In addition to summary judgment and a permanent injunction against the EEOC, the plaintiffs are seeking class-action status for their lawsuit. And, sadly, they seem likely to prevail — at least at the district court level.

The case is in the Fort Worth division of the Northern District of Texas, which is presided over by U.S. District Judge Reed O'Connor, who is among the nation's most notorious right-wing federal judges. O'Connor previously issued high-profile decisions striking down the Affordable Care Act and gutting Obama-era transgender protections.

Back in February, after O'Connor initially allowed the Bostock religious exemption lawsuit to move forward, LGBTQ advocates slammed the decision.

Adrian Shanker, executive director of Bradbury-Sullivan LGBT Community Center, told the Philadelphia Gay News: “Judge O'Connor's ruling misrepresents the clarity the Supreme Court provided in Bostock in favor of unnecessary and harmful religious exemptions to basic civil rights protections.

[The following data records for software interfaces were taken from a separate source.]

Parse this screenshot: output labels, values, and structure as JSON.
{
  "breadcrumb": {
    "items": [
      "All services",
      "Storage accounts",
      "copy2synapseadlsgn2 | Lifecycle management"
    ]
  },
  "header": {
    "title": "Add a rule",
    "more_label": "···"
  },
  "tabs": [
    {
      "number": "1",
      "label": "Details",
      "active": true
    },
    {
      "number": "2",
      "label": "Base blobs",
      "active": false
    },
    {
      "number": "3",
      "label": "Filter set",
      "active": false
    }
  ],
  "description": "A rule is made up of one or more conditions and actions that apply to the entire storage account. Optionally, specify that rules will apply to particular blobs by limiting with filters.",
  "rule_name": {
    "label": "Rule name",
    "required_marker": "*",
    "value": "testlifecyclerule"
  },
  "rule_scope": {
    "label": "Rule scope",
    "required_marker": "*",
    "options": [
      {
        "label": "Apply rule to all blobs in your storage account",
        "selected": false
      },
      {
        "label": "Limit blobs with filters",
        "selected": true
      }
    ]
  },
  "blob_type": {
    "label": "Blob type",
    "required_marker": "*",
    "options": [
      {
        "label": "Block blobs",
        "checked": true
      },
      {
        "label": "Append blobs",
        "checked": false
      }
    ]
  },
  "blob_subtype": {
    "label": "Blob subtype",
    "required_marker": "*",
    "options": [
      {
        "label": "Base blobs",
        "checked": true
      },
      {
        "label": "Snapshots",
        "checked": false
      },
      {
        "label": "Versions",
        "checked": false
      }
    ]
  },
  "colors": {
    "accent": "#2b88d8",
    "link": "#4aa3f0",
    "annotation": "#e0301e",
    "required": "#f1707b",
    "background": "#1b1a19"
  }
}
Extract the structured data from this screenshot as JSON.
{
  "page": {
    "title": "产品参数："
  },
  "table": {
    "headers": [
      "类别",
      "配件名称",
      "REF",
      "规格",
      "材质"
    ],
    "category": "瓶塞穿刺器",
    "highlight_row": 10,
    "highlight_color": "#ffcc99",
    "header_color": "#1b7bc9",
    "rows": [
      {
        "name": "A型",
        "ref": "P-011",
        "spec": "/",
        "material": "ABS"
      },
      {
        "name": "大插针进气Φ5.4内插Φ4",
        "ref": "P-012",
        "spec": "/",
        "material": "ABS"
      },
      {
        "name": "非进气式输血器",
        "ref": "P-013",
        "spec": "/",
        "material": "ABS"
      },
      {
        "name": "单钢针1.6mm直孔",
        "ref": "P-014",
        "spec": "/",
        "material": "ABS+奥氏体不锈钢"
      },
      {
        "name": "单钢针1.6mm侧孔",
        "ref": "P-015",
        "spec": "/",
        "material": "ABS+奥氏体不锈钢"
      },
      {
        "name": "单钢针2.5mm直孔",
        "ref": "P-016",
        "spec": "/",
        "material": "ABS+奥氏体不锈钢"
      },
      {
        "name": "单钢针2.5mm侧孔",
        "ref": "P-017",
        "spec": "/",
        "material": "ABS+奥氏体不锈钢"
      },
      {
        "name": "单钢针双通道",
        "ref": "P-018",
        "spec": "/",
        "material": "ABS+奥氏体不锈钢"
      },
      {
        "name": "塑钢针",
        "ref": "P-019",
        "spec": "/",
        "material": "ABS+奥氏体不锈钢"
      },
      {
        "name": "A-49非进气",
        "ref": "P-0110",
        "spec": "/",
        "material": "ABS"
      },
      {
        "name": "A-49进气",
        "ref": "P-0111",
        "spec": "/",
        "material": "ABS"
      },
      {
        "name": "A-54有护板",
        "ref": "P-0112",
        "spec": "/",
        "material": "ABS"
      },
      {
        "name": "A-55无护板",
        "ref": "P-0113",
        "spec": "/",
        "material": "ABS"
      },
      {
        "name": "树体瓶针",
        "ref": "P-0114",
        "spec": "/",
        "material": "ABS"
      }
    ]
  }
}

Conservatives like to complain about judicial activism. But Judge O'Connor is the poster child for it with his repetitively fringe rulings that only a far-right zealot would find sensible. His ruling is a reminder that it is so critical that Congress passes explicit federal non-discrimination protections this year."

Justin F. Robinette, a civil-rights attorney, told the newspaper he is expecting "another unfavorable ruling from Judge O'Connor and potential appeals."

"The underlying lawsuit is part of a worrisome trend of putative Christian groups reframing the enforcement of LGBT-inclusive antibias laws as a form of discrimination against their religion," Robinette said. "They want to create a right to discriminate that — taken to its extreme — would exempt them from every civil law, including the civil rights laws and the recent Supreme Court ruling in Bostock."

Attorneys representing the EEOC from the Department of Justice have not yet filed a response to the plaintiffs' motion for summary judgment. You can read the plaintiffs' brief in support of the motion below.

U.S. Pastor Council v. EEOC by John Wright on Scribd